The Chilean fire services are different than in the States. Gio said that in Santiago, a city of around seven million people, there are three big fire departments, all of them volunteer. “We are talking about 60 fire stations, 130 fire apparatus, and about 4,000 volunteers total. Just in Engine 20’s company, we had two engines and 78 volunteers. Calls ranged from the typical cat in the tree to high rise fires and anthrax threats.”
“Firefighters are a huge family. You can go anywhere in the world and say you are a firefighter, and you will be welcome as a brother or sister. It’s a very special group of people who are able to give everything, even their lives, to help others.”
Giovanni doesn’t lack for company to talk about firefighting. His father-in-law, Tim Manning, was a Newport firefighter for 25 years.
Thanks, Gio, welcome to the island.
The Jamestown EMS (Emergency Medical Services) or former Ambulance Association is conducting its annual fund-raising campaign. The organization makes up to 600 calls each year. Volunteer crews are on call 24/7.
The EMS’ goals for 2007 are new defibrillators, one for each vehicle, and increasing the kitty for a new ambulance.
Money well invested. Send your checks to Jamestown EMS, 11 Knowles Court, Jamestown 02835.
Kudos to the mystery person who showed up in our back yard Friday with his bucket truck and removed our tattered flag from atop its pole.
He told Mim, “I heard his call for help.”
The state flag and U.S. flag will remain at half-staff until Jan. 25 in honor of and in tribute to President Gerald R. Ford, the nation’s 38th chief executive.
There would have been a dark side, literally, to the Christmas Pageant on Shoreby Hill except for the fast action of three members of the Jamestown Lions Club.
That Sunday afternoon, Jill Anderson, her husband, Rick, and Bill Munger had traipsed over to the site of the pageant to set up the sound system for the festivities.
Two days earlier, the tree that was to be lighted as the finale to the pageant had been made ready. Now only two hours before the re-enactment
of the Nativity scene, it was discovered vandals had removed and stolen 225 light bulbs. The bulbs were missing from about five-feet on down indicating that very short people or children were the culprits. Or as Jill put it, “Some low-down rotten thieves.”
For two hours the three volunteers scoured their storage areas for replacement bulbs, and went through backup strings trying to find enough to make the tree as beautiful as before. They did, and it was. Great job!
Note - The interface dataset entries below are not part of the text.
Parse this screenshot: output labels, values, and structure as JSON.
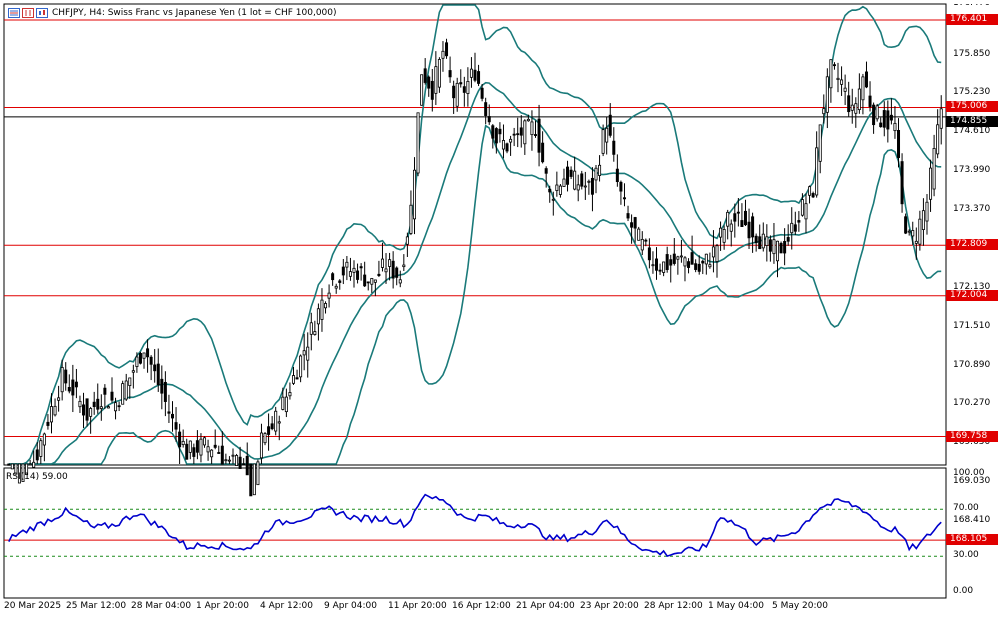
{
  "window": {
    "title": "CHFJPY, H4:  Swiss Franc vs Japanese Yen (1 lot = CHF 100,000)",
    "toolbar_icons": [
      "menu-icon",
      "bars-icon",
      "candles-icon"
    ]
  },
  "price_axis": {
    "ticks": [
      "175.850",
      "175.230",
      "174.610",
      "173.990",
      "173.370",
      "172.750",
      "172.130",
      "171.510",
      "170.890",
      "170.270",
      "169.650",
      "169.030",
      "168.410"
    ],
    "top_tick_partial": "176.470"
  },
  "horizontal_lines": [
    {
      "price": 176.401,
      "label": "176.401"
    },
    {
      "price": 175.006,
      "label": "175.006"
    },
    {
      "price": 172.809,
      "label": "172.809"
    },
    {
      "price": 172.004,
      "label": "172.004"
    },
    {
      "price": 169.758,
      "label": "169.758"
    },
    {
      "price": 168.105,
      "label": "168.105"
    }
  ],
  "current_price_label": "174.855",
  "rsi": {
    "label": "RSI(14) 59.00",
    "period": 14,
    "value": 59.0,
    "ticks": [
      "100.00",
      "70.00",
      "30.00",
      "0.00"
    ],
    "levels": [
      70,
      30
    ]
  },
  "time_axis": [
    "20 Mar 2025",
    "25 Mar 12:00",
    "28 Mar 04:00",
    "1 Apr 20:00",
    "4 Apr 12:00",
    "9 Apr 04:00",
    "11 Apr 20:00",
    "16 Apr 12:00",
    "21 Apr 04:00",
    "23 Apr 20:00",
    "28 Apr 12:00",
    "1 May 04:00",
    "5 May 20:00"
  ],
  "colors": {
    "bull": "#ffffff",
    "bear": "#000000",
    "bollinger": "#1a7a7a",
    "level_line": "#e00000",
    "rsi_line": "#0000cc",
    "rsi_level": "#1a8a1a",
    "badge_bg": "#e00000",
    "current_badge_bg": "#000000"
  },
  "chart_data": {
    "type": "candlestick",
    "symbol": "CHFJPY",
    "timeframe": "H4",
    "indicators": [
      "Bollinger Bands",
      "RSI(14)"
    ],
    "ylim": [
      168.1,
      176.5
    ],
    "close_path": [
      {
        "i": 0,
        "close": 168.6
      },
      {
        "i": 4,
        "close": 169.0
      },
      {
        "i": 8,
        "close": 169.5
      },
      {
        "i": 12,
        "close": 170.2
      },
      {
        "i": 15,
        "close": 170.7
      },
      {
        "i": 18,
        "close": 170.5
      },
      {
        "i": 22,
        "close": 170.1
      },
      {
        "i": 26,
        "close": 170.4
      },
      {
        "i": 30,
        "close": 170.3
      },
      {
        "i": 34,
        "close": 170.7
      },
      {
        "i": 38,
        "close": 171.2
      },
      {
        "i": 42,
        "close": 170.6
      },
      {
        "i": 46,
        "close": 170.0
      },
      {
        "i": 50,
        "close": 169.5
      },
      {
        "i": 54,
        "close": 169.6
      },
      {
        "i": 58,
        "close": 169.6
      },
      {
        "i": 62,
        "close": 169.3
      },
      {
        "i": 66,
        "close": 169.4
      },
      {
        "i": 68,
        "close": 168.6
      },
      {
        "i": 71,
        "close": 169.7
      },
      {
        "i": 74,
        "close": 169.9
      },
      {
        "i": 78,
        "close": 170.4
      },
      {
        "i": 82,
        "close": 171.0
      },
      {
        "i": 86,
        "close": 171.6
      },
      {
        "i": 90,
        "close": 172.2
      },
      {
        "i": 94,
        "close": 172.4
      },
      {
        "i": 98,
        "close": 172.4
      },
      {
        "i": 102,
        "close": 172.2
      },
      {
        "i": 106,
        "close": 172.5
      },
      {
        "i": 110,
        "close": 172.3
      },
      {
        "i": 113,
        "close": 173.4
      },
      {
        "i": 116,
        "close": 175.6
      },
      {
        "i": 119,
        "close": 175.3
      },
      {
        "i": 122,
        "close": 175.9
      },
      {
        "i": 125,
        "close": 175.2
      },
      {
        "i": 128,
        "close": 175.3
      },
      {
        "i": 131,
        "close": 175.6
      },
      {
        "i": 134,
        "close": 175.0
      },
      {
        "i": 137,
        "close": 174.5
      },
      {
        "i": 140,
        "close": 174.4
      },
      {
        "i": 144,
        "close": 174.6
      },
      {
        "i": 148,
        "close": 174.7
      },
      {
        "i": 152,
        "close": 173.6
      },
      {
        "i": 156,
        "close": 173.9
      },
      {
        "i": 160,
        "close": 173.8
      },
      {
        "i": 164,
        "close": 173.7
      },
      {
        "i": 168,
        "close": 174.8
      },
      {
        "i": 171,
        "close": 173.8
      },
      {
        "i": 174,
        "close": 173.2
      },
      {
        "i": 178,
        "close": 172.8
      },
      {
        "i": 182,
        "close": 172.5
      },
      {
        "i": 186,
        "close": 172.5
      },
      {
        "i": 190,
        "close": 172.6
      },
      {
        "i": 194,
        "close": 172.4
      },
      {
        "i": 198,
        "close": 172.7
      },
      {
        "i": 202,
        "close": 173.2
      },
      {
        "i": 206,
        "close": 173.2
      },
      {
        "i": 210,
        "close": 173.0
      },
      {
        "i": 214,
        "close": 172.7
      },
      {
        "i": 218,
        "close": 172.8
      },
      {
        "i": 222,
        "close": 173.3
      },
      {
        "i": 226,
        "close": 173.7
      },
      {
        "i": 228,
        "close": 174.8
      },
      {
        "i": 231,
        "close": 175.6
      },
      {
        "i": 234,
        "close": 175.4
      },
      {
        "i": 237,
        "close": 174.9
      },
      {
        "i": 240,
        "close": 175.5
      },
      {
        "i": 243,
        "close": 174.9
      },
      {
        "i": 246,
        "close": 174.8
      },
      {
        "i": 249,
        "close": 174.7
      },
      {
        "i": 251,
        "close": 173.4
      },
      {
        "i": 253,
        "close": 172.9
      },
      {
        "i": 255,
        "close": 173.0
      },
      {
        "i": 258,
        "close": 173.5
      },
      {
        "i": 262,
        "close": 175.0
      }
    ],
    "rsi_path": [
      {
        "i": 0,
        "v": 45
      },
      {
        "i": 12,
        "v": 62
      },
      {
        "i": 16,
        "v": 68
      },
      {
        "i": 24,
        "v": 54
      },
      {
        "i": 30,
        "v": 57
      },
      {
        "i": 36,
        "v": 67
      },
      {
        "i": 44,
        "v": 52
      },
      {
        "i": 50,
        "v": 38
      },
      {
        "i": 56,
        "v": 40
      },
      {
        "i": 62,
        "v": 38
      },
      {
        "i": 68,
        "v": 36
      },
      {
        "i": 74,
        "v": 57
      },
      {
        "i": 82,
        "v": 62
      },
      {
        "i": 90,
        "v": 70
      },
      {
        "i": 98,
        "v": 62
      },
      {
        "i": 106,
        "v": 62
      },
      {
        "i": 112,
        "v": 57
      },
      {
        "i": 116,
        "v": 80
      },
      {
        "i": 122,
        "v": 79
      },
      {
        "i": 128,
        "v": 62
      },
      {
        "i": 134,
        "v": 64
      },
      {
        "i": 140,
        "v": 56
      },
      {
        "i": 146,
        "v": 58
      },
      {
        "i": 152,
        "v": 45
      },
      {
        "i": 158,
        "v": 46
      },
      {
        "i": 164,
        "v": 51
      },
      {
        "i": 168,
        "v": 62
      },
      {
        "i": 174,
        "v": 44
      },
      {
        "i": 180,
        "v": 34
      },
      {
        "i": 186,
        "v": 32
      },
      {
        "i": 190,
        "v": 34
      },
      {
        "i": 196,
        "v": 38
      },
      {
        "i": 200,
        "v": 65
      },
      {
        "i": 206,
        "v": 54
      },
      {
        "i": 210,
        "v": 42
      },
      {
        "i": 216,
        "v": 45
      },
      {
        "i": 222,
        "v": 53
      },
      {
        "i": 228,
        "v": 72
      },
      {
        "i": 234,
        "v": 77
      },
      {
        "i": 240,
        "v": 70
      },
      {
        "i": 246,
        "v": 54
      },
      {
        "i": 250,
        "v": 52
      },
      {
        "i": 253,
        "v": 36
      },
      {
        "i": 256,
        "v": 40
      },
      {
        "i": 262,
        "v": 59
      }
    ]
  }
}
Dr. Joshua Hatch of the Jamestown Animal Clinic reminds us that with each new year our pets are growing older along with us.
“As technology improves, people and pets are living longer happier lives. This means that many of our pets are commonly reaching senior or geriatric ages. Pets age at different rates depending on their size and species. The rough estimate of 7 dog years or 5 cat years to every 1 human year is about right, but larger dogs age faster and a 7-year-old lab is more a senior pet than a 7-yearold miniature poodle.
“Take a minute to figure out how old your pets are and start making note of changes you may have noticed. Does Fluffy seem slower getting up in the morning? Does he or she get winded on long walks or has their appetite or water intake changed? All of these subtle changes can be signs of aging change like arthritis, heart disease, or kidney disease that addressing with your animal’s doctor can help keep Fluffy healthier for as long as possible.”
*** Be true!
Call in your stuff for this column to 423-0383 or 829-2760. You can e-mail us at jtnwalrus@hotmail. com, or drop your items off at the Jamestown Press office.